Directions: Output all entries verbatim.

Data:

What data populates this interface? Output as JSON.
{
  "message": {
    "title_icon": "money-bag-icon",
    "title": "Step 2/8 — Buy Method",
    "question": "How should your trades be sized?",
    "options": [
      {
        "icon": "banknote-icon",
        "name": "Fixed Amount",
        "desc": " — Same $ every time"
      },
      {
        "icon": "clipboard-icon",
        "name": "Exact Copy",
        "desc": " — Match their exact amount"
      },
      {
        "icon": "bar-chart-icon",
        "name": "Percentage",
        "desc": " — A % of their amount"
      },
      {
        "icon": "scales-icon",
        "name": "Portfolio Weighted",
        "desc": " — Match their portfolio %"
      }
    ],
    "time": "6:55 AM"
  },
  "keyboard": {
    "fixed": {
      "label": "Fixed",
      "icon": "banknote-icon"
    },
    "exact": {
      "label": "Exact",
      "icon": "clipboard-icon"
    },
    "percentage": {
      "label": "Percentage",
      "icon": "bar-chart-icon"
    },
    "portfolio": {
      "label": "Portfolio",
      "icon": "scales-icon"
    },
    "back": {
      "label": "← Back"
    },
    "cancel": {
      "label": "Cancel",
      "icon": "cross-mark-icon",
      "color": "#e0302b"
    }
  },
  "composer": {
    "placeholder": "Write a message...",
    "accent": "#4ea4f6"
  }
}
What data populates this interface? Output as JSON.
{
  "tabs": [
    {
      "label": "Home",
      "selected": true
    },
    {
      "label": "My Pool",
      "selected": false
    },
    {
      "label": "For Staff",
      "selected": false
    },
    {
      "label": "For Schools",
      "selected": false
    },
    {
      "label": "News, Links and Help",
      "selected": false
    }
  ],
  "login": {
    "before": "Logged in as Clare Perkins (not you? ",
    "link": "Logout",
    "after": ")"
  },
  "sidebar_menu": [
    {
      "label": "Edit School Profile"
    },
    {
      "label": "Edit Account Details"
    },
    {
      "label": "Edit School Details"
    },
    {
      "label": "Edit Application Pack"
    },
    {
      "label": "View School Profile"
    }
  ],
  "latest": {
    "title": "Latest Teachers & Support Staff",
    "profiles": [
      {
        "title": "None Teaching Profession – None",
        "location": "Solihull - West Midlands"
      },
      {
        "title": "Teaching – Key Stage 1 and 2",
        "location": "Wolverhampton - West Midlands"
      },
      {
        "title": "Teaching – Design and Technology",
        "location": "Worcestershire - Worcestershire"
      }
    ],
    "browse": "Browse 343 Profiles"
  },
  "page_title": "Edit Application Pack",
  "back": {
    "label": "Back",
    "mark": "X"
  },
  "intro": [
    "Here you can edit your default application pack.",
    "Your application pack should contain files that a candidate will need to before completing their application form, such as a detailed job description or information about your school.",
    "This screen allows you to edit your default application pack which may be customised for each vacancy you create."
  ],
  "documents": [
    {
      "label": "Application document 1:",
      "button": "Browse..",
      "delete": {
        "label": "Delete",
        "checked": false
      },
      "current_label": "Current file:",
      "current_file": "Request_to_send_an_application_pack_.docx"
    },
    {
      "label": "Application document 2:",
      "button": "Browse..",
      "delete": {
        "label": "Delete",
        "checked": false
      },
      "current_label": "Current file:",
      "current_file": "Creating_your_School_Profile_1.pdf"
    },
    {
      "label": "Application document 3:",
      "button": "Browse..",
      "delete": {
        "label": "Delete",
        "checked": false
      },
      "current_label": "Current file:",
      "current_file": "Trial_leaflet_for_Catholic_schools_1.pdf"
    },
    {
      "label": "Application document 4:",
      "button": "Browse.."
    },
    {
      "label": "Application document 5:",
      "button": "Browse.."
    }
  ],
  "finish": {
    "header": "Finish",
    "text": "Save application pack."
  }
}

Answer to this exercise:
What data populates this interface? Output as JSON.
{
  "message": {
    "title_icon": "money-bag-icon",
    "title": "Step 2/8 — Buy Method",
    "question": "How should your trades be sized?",
    "options": [
      {
        "icon": "banknote-icon",
        "name": "Fixed Amount",
        "desc": " — Same $ every time"
      },
      {
        "icon": "clipboard-icon",
        "name": "Exact Copy",
        "desc": " — Match their exact amount"
      },
      {
        "icon": "bar-chart-icon",
        "name": "Percentage",
        "desc": " — A % of their amount"
      },
      {
        "icon": "scales-icon",
        "name": "Portfolio Weighted",
        "desc": " — Match their portfolio %"
      }
    ],
    "time": "6:55 AM"
  },
  "keyboard": {
    "fixed": {
      "label": "Fixed",
      "icon": "banknote-icon"
    },
    "exact": {
      "label": "Exact",
      "icon": "clipboard-icon"
    },
    "percentage": {
      "label": "Percentage",
      "icon": "bar-chart-icon"
    },
    "portfolio": {
      "label": "Portfolio",
      "icon": "scales-icon"
    },
    "back": {
      "label": "← Back"
    },
    "cancel": {
      "label": "Cancel",
      "icon": "cross-mark-icon",
      "color": "#e0302b"
    }
  },
  "composer": {
    "placeholder": "Write a message...",
    "accent": "#4ea4f6"
  }
}
What data populates this interface? Output as JSON.
{
  "tabs": [
    {
      "label": "Home",
      "selected": true
    },
    {
      "label": "My Pool",
      "selected": false
    },
    {
      "label": "For Staff",
      "selected": false
    },
    {
      "label": "For Schools",
      "selected": false
    },
    {
      "label": "News, Links and Help",
      "selected": false
    }
  ],
  "login": {
    "before": "Logged in as Clare Perkins (not you? ",
    "link": "Logout",
    "after": ")"
  },
  "sidebar_menu": [
    {
      "label": "Edit School Profile"
    },
    {
      "label": "Edit Account Details"
    },
    {
      "label": "Edit School Details"
    },
    {
      "label": "Edit Application Pack"
    },
    {
      "label": "View School Profile"
    }
  ],
  "latest": {
    "title": "Latest Teachers & Support Staff",
    "profiles": [
      {
        "title": "None Teaching Profession – None",
        "location": "Solihull - West Midlands"
      },
      {
        "title": "Teaching – Key Stage 1 and 2",
        "location": "Wolverhampton - West Midlands"
      },
      {
        "title": "Teaching – Design and Technology",
        "location": "Worcestershire - Worcestershire"
      }
    ],
    "browse": "Browse 343 Profiles"
  },
  "page_title": "Edit Application Pack",
  "back": {
    "label": "Back",
    "mark": "X"
  },
  "intro": [
    "Here you can edit your default application pack.",
    "Your application pack should contain files that a candidate will need to before completing their application form, such as a detailed job description or information about your school.",
    "This screen allows you to edit your default application pack which may be customised for each vacancy you create."
  ],
  "documents": [
    {
      "label": "Application document 1:",
      "button": "Browse..",
      "delete": {
        "label": "Delete",
        "checked": false
      },
      "current_label": "Current file:",
      "current_file": "Request_to_send_an_application_pack_.docx"
    },
    {
      "label": "Application document 2:",
      "button": "Browse..",
      "delete": {
        "label": "Delete",
        "checked": false
      },
      "current_label": "Current file:",
      "current_file": "Creating_your_School_Profile_1.pdf"
    },
    {
      "label": "Application document 3:",
      "button": "Browse..",
      "delete": {
        "label": "Delete",
        "checked": false
      },
      "current_label": "Current file:",
      "current_file": "Trial_leaflet_for_Catholic_schools_1.pdf"
    },
    {
      "label": "Application document 4:",
      "button": "Browse.."
    },
    {
      "label": "Application document 5:",
      "button": "Browse.."
    }
  ],
  "finish": {
    "header": "Finish",
    "text": "Save application pack."
  }
}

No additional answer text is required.